For the past two weeks, President Rodrigo Duterte has been missing in action (MIA) and hasn’t been seen by the public. Many were quick to speculate that his disappearance might be related to his health, with rumors even saying that the president had been brought to Singapore for hospitalization— which is why his eldest daughter, Davao City Mayor Sara Duterte-Carpio, flew to the country last week.
As a response, first-term senator Christopher ‘Bong’ Go stepped in and squashed the rumors by posting photos and videos of the president at the Malacañang Palace. In the social media posts, the president can be seen jogging and walking with a mask and face shield on, and even biking at one point.
“Mga kababayan ko, malungkot at mahirap ang maging Pangulo sa panahong ito. Suportahan natin si Tatay Digong, ang taong totoong nagmamahal,” the senator’s caption said. (Read: Fact Check: Things President Duterte Said During His ‘Meltdown’)
But despite the photos and videos, the public is still wary of the 76-year-old president’s health — especially because he previously disclosed that he has Barrett’s esophagus, Buerger’s disease, and experiences back pains and migraines. Still, Duterte cleared in his most recent address that he isn’t suffering from any illness that can hinder his abilities to run the country.
Duterte is right to disclose his illnesses and diseases, as it is mandated by the law that the president must inform the public of the state of his health, especially when it comes to serious illnesses (Article VII, Section 12).
According to the law, the president’s health is a national concern, as illnesses and diseases can hinder the official from performing their duties and responsibilities — a concern that very much echoes the public’s sentiments these days.
In a survey Social Weather Stations (SWS) recently released, 65% of those they surveyed said that the president’s health is a public issue. (LIST: The Government Officials Who Resigned From Their Posts This Year)
“The view that the President’s state of health is a public matter has always been dominant in the SWS surveys. The latest figure is 4 points above the 61% in December 2019 and September 2018,” SWS said.
Presidents in History
This isn’t the first time that a president got called out by the public for not disclosing their health status. In 1981, dictator Ferdinand Marcos faced rumors that his health was deteriorating, as he had lesser and lesser public appearances over the months. (Read: Today in 1998, Imelda Promised to Give $800 M if Elected President)
It wasn’t until 1984 that labor minister Blas Ople disclosed that Marcos has been “undergoing certain vicissitudes, problems.” In 1985, his personal physician was quoted to say that the dictator underwent kidney transplants in 1983 and 1985.
On the other hand, President Fidel Ramos underwent surgery for a “significant carotid block.” On the same day, they announced it to the public.

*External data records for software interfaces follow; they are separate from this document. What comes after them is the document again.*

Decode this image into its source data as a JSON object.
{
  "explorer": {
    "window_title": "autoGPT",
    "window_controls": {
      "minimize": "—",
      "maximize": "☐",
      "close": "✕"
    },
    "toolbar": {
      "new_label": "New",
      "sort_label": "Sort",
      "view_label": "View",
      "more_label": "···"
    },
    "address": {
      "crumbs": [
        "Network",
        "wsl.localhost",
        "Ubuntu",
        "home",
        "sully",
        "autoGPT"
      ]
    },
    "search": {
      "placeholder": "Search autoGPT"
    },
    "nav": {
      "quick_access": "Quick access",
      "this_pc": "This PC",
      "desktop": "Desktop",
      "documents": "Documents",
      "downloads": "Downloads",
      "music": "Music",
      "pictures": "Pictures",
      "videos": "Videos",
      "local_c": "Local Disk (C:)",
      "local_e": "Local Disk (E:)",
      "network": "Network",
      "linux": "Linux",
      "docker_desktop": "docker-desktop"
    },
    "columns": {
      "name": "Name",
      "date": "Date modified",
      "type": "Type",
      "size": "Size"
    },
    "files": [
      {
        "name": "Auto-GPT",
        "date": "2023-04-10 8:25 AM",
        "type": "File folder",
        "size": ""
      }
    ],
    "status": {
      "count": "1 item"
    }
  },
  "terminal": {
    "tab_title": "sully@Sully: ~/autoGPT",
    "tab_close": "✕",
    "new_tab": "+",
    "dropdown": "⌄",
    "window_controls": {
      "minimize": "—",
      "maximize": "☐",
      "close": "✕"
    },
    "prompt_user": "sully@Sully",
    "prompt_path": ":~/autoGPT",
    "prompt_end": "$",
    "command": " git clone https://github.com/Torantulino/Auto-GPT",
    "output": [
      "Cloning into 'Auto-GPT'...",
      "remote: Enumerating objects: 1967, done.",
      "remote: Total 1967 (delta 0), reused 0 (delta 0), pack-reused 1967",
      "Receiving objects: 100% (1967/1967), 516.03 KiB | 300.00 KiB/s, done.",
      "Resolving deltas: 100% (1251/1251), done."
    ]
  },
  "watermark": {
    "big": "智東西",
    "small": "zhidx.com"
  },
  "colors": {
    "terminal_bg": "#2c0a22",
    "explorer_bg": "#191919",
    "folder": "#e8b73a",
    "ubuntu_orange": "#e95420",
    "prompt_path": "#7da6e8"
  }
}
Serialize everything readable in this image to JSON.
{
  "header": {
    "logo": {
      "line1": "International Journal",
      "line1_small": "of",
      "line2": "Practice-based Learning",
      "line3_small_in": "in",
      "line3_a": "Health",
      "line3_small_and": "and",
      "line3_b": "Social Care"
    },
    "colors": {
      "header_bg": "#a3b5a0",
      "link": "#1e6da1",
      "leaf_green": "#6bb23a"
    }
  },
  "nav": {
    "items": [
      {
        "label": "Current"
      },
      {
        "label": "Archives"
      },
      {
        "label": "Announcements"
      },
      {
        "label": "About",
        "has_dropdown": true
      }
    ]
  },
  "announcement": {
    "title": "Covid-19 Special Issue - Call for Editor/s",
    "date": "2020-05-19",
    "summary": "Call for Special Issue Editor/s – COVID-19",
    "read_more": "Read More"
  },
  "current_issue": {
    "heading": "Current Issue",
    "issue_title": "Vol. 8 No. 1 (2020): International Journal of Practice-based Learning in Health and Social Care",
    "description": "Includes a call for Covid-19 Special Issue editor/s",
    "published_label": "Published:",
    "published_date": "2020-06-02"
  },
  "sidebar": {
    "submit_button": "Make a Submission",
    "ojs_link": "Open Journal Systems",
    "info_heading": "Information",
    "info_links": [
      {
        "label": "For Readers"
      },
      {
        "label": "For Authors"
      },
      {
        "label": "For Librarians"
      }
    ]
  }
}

The health issue was very life-threatening that his vice president, Joseph Estrada, was actually told to prepare just in case.
Lastly, President Gloria Macapagal-Arroyo was hospitalized for acute diarrhea in 2006, and once again hospitalized in 2009 for a lumpectomy. The lumpectomy was only announced through a medical bulletin two weeks after the procedure had already been done.